He goes on to say that
Those who deny that the act of viewing pornography has any negative consequences must understand just how toxic the situation has become. It may be that a man now in his forties, say, remembers being a curious adolescent, stealing glances at a magazine in a neighbor’s home or in the aisle of a convenience store. As morally problematic and harmful as that act surely is, such behavior was arguably slow to become habitual and the physiological and psychological consequences were infrequently severe. That experience is far removed from what young people face today.
He goes on the discuss briefly some of the scientific research about the effects of pornography as well as the moral and spiritual consequences that he’s seen in his own pastoral ministry. Continue reading →
Another misconception promoted by ['local-food'] activists is that the absence (or much smaller volume) of packaging material at farmers’ markets has significant environmental benefits, a notion that conveniently ignores the fact that food packaging has the dual advantage of protecting food from microbes and greatly prolonging shelf life. These advantages, in turn, significantly increase the probability of food being consumed instead of ending in a landfill or incinerator.
Steve Horwitz and Sarah Skwire have an essay at Bleeding Heart Libertarians that addresses what he characterizes as a classical mistake made by feminists in understanding the value of housework. He writes that like many others, feminists confuse “impressive work with important work.” He goes on to say that
Garbage collection may well not be impressive. Neither are diaper changing, gutter cleaning, grocery shopping, or any number of other icky, sticky, stinky, slimy and otherwise unpleasant jobs that keep humans healthy, safe, clean, and dry. But if no one is doing those tasks, humans don’t stay healthy, safe, clean, and dry enough to do impressive work–like designing skyscrapers, doing brain surgery, writing novels, and so on.
This however doesn’t mean that we are free to dismiss unimpressive work “as unimportant.” Rather Continue reading →
Remember the teacher’s voice in the Charlie Brown cartoons “Wah, wah, wah”?
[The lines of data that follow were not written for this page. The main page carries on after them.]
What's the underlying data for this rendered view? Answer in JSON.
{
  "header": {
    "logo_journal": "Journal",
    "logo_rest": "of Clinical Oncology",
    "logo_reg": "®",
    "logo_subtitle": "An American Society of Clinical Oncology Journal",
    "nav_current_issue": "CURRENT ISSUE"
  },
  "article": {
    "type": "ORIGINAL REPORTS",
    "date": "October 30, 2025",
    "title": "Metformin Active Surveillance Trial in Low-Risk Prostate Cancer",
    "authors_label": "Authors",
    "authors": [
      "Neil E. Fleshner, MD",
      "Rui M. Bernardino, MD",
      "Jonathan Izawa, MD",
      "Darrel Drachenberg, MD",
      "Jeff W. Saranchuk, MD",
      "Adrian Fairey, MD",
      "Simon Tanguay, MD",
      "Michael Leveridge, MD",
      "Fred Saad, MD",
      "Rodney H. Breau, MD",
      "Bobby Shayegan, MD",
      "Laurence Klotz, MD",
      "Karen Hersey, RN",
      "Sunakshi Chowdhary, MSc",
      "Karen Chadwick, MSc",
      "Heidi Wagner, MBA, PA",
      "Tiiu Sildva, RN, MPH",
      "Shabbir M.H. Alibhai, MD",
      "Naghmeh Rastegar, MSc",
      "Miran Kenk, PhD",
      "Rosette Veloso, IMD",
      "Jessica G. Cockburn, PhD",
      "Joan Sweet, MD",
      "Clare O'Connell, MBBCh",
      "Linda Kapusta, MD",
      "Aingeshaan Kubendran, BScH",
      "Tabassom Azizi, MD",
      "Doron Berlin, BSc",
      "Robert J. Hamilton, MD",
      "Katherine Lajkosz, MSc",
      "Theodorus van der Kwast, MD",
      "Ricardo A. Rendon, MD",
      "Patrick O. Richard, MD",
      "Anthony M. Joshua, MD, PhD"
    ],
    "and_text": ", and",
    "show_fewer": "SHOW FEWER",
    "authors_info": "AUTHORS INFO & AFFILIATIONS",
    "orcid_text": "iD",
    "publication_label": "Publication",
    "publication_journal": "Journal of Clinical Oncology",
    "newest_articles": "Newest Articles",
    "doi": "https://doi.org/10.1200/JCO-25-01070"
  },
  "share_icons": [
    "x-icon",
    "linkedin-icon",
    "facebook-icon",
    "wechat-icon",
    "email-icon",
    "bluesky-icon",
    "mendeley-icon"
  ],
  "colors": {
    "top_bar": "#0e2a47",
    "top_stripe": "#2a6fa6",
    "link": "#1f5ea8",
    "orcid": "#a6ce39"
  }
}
That’s what I hear when I listen (most) clergy talk about economics and business. You know it’s not uncommon for clergy to hold forth about these matters even while professing no particular expertise on the subject. As a result what they usually offer is a pretentious muddled folly that seeks to justify itself by falsely claiming to be a brave prophetic stance. Continue reading →